--- What is expected ---
Where the word "JSON" appears in a line below, copy the whole line.

[Interface dataset entries]
----------
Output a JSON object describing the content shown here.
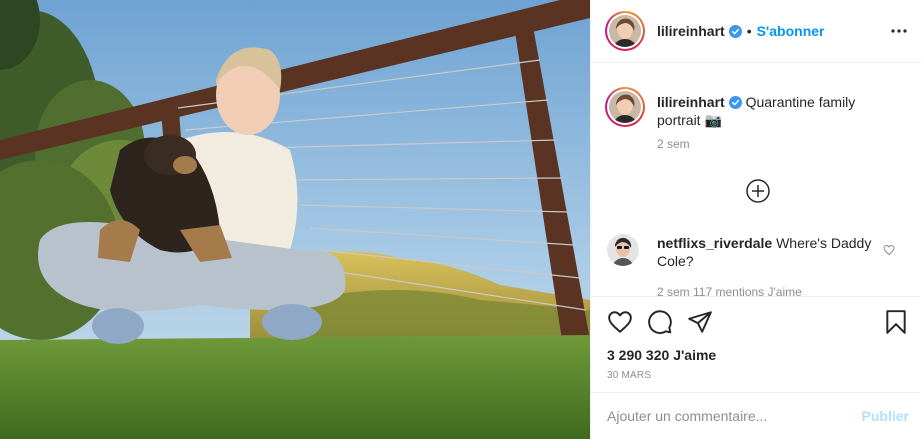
{
  "post": {
    "username": "lilireinhart",
    "verified": true,
    "separator": "•",
    "follow_label": "S'abonner",
    "more_icon": "more-horizontal-icon",
    "photo_description_icon": "photo-post"
  },
  "caption": {
    "username": "lilireinhart",
    "text": "Quarantine family portrait",
    "emoji": "📷",
    "time": "2 sem"
  },
  "load_more_icon": "plus-circle-icon",
  "comments": [
    {
      "username": "netflixs_riverdale",
      "text": "Where's Daddy Cole?",
      "meta": "2 sem  117 mentions J'aime"
    }
  ],
  "actions": {
    "like_icon": "heart-icon",
    "comment_icon": "comment-icon",
    "share_icon": "paper-plane-icon",
    "save_icon": "bookmark-icon",
    "likes_count": "3 290 320",
    "likes_label": "J'aime",
    "date": "30 MARS"
  },
  "add_comment": {
    "placeholder": "Ajouter un commentaire...",
    "publish_label": "Publier"
  },
  "colors": {
    "link": "#0095f6",
    "publish_disabled": "#b2dffc",
    "text": "#262626",
    "muted": "#8e8e8e"
  }
}
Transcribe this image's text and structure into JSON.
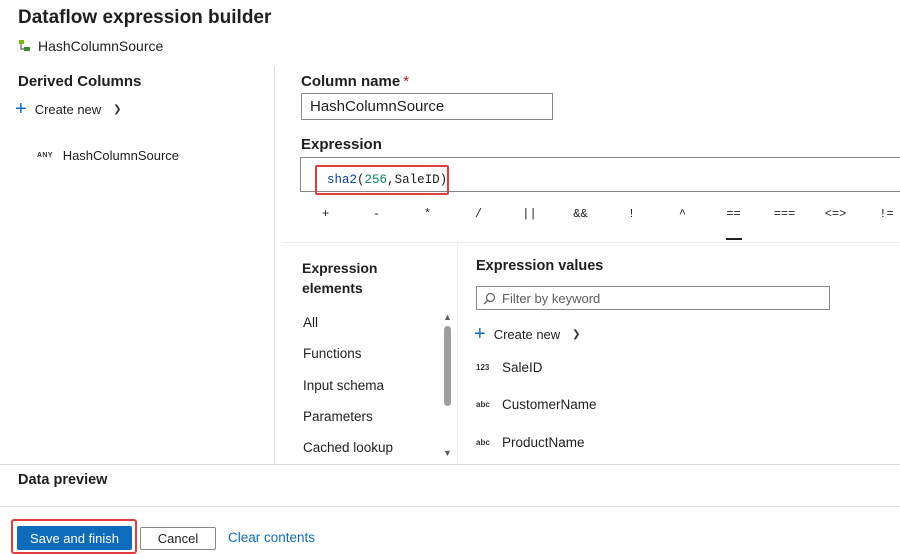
{
  "header": {
    "title": "Dataflow expression builder",
    "subtitle": "HashColumnSource"
  },
  "left_panel": {
    "title": "Derived Columns",
    "create_new": "Create new",
    "columns": [
      {
        "type": "ANY",
        "name": "HashColumnSource"
      }
    ]
  },
  "column_name": {
    "label": "Column name",
    "required_marker": "*",
    "value": "HashColumnSource"
  },
  "expression": {
    "label": "Expression",
    "function": "sha2",
    "open_paren": "(",
    "arg1": "256",
    "comma": ",",
    "arg2": "SaleID",
    "close_paren": ")"
  },
  "operators": [
    "+",
    "-",
    "*",
    "/",
    "||",
    "&&",
    "!",
    "^",
    "==",
    "===",
    "<=>",
    "!="
  ],
  "operator_active": "==",
  "expression_elements": {
    "title": "Expression elements",
    "items": [
      "All",
      "Functions",
      "Input schema",
      "Parameters",
      "Cached lookup"
    ]
  },
  "expression_values": {
    "title": "Expression values",
    "filter_placeholder": "Filter by keyword",
    "create_new": "Create new",
    "items": [
      {
        "type": "123",
        "name": "SaleID"
      },
      {
        "type": "abc",
        "name": "CustomerName"
      },
      {
        "type": "abc",
        "name": "ProductName"
      }
    ]
  },
  "data_preview": {
    "title": "Data preview"
  },
  "footer": {
    "save_label": "Save and finish",
    "cancel_label": "Cancel",
    "clear_label": "Clear contents"
  },
  "colors": {
    "accent": "#0f6cbd",
    "highlight": "#e03c3c"
  }
}
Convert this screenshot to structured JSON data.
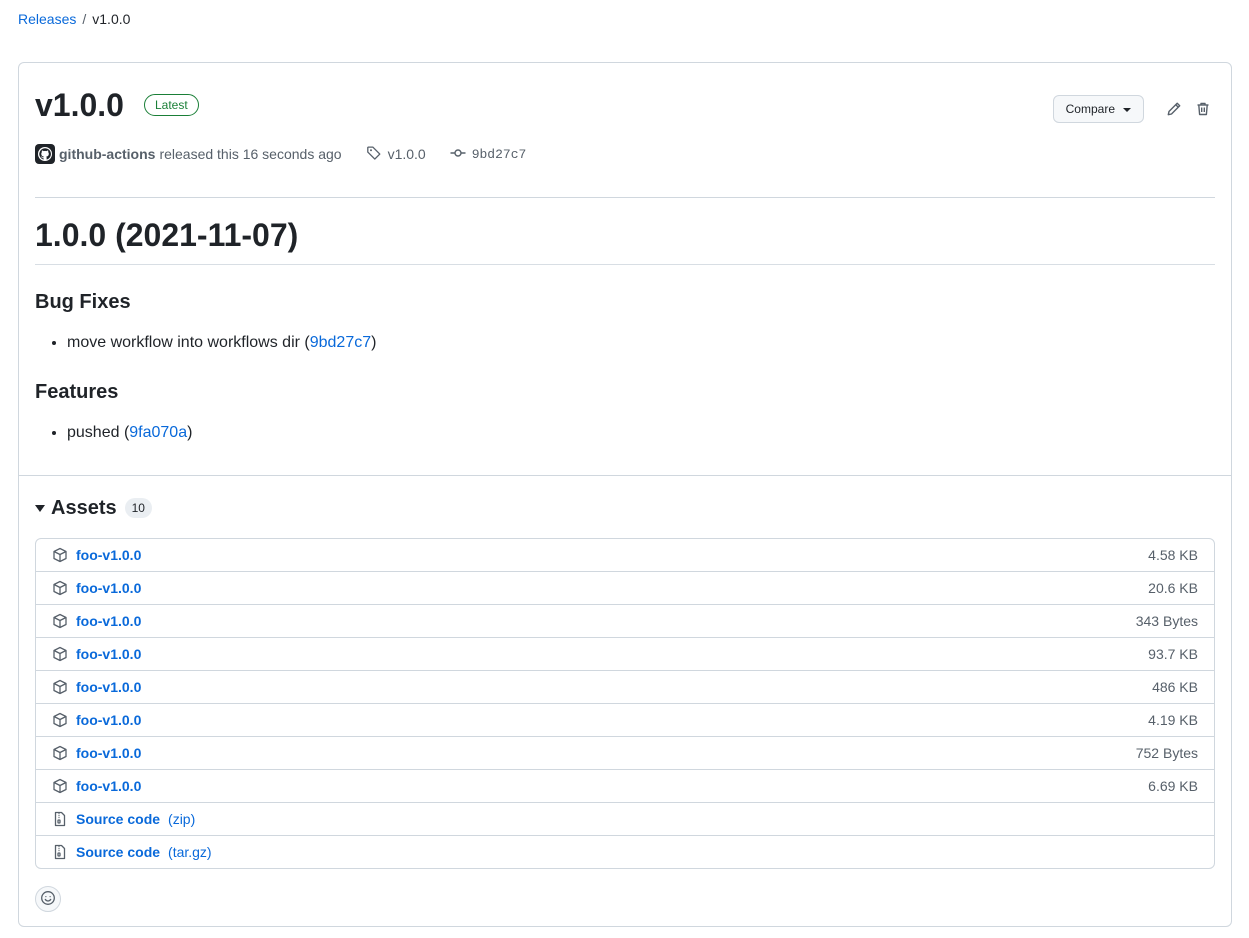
{
  "breadcrumb": {
    "parent": "Releases",
    "separator": "/",
    "current": "v1.0.0"
  },
  "release": {
    "title": "v1.0.0",
    "badge": "Latest",
    "compare_label": "Compare",
    "author": "github-actions",
    "released_text": "released this 16 seconds ago",
    "tag": "v1.0.0",
    "commit": "9bd27c7"
  },
  "notes": {
    "heading": "1.0.0 (2021-11-07)",
    "sections": [
      {
        "title": "Bug Fixes",
        "item_text": "move workflow into workflows dir (",
        "item_link": "9bd27c7",
        "item_close": ")"
      },
      {
        "title": "Features",
        "item_text": "pushed (",
        "item_link": "9fa070a",
        "item_close": ")"
      }
    ]
  },
  "assets": {
    "title": "Assets",
    "count": "10",
    "items": [
      {
        "name": "foo-v1.0.0",
        "size": "4.58 KB"
      },
      {
        "name": "foo-v1.0.0",
        "size": "20.6 KB"
      },
      {
        "name": "foo-v1.0.0",
        "size": "343 Bytes"
      },
      {
        "name": "foo-v1.0.0",
        "size": "93.7 KB"
      },
      {
        "name": "foo-v1.0.0",
        "size": "486 KB"
      },
      {
        "name": "foo-v1.0.0",
        "size": "4.19 KB"
      },
      {
        "name": "foo-v1.0.0",
        "size": "752 Bytes"
      },
      {
        "name": "foo-v1.0.0",
        "size": "6.69 KB"
      }
    ],
    "source": [
      {
        "name": "Source code",
        "ext": "(zip)"
      },
      {
        "name": "Source code",
        "ext": "(tar.gz)"
      }
    ]
  },
  "icons": {
    "package": "package-icon",
    "file_zip": "file-zip-icon",
    "tag": "tag-icon",
    "commit": "git-commit-icon",
    "edit": "pencil-icon",
    "delete": "trash-icon",
    "reaction": "smiley-icon"
  },
  "colors": {
    "link": "#0969da",
    "badge_green": "#1a7f37",
    "border": "#d0d7de",
    "muted": "#57606a"
  }
}
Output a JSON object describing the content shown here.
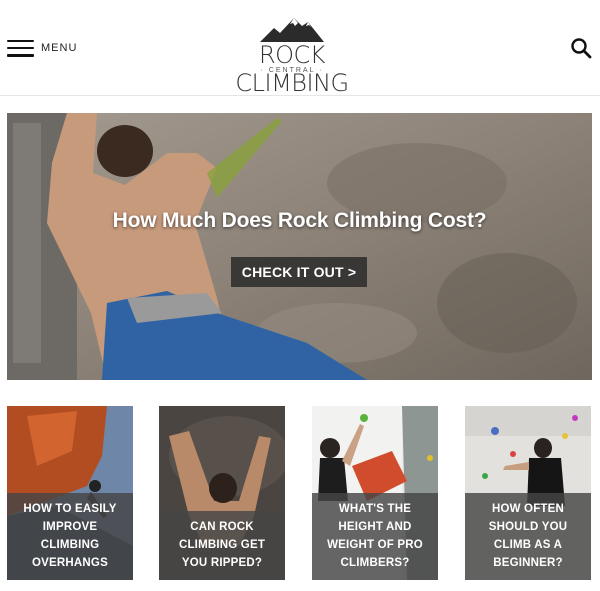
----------
--- Exercise result ---
Output a JSON object describing the content shown here.
Transcribe this image's text and structure into JSON.
Convert this screenshot to structured JSON data.
Output a JSON object describing the content shown here.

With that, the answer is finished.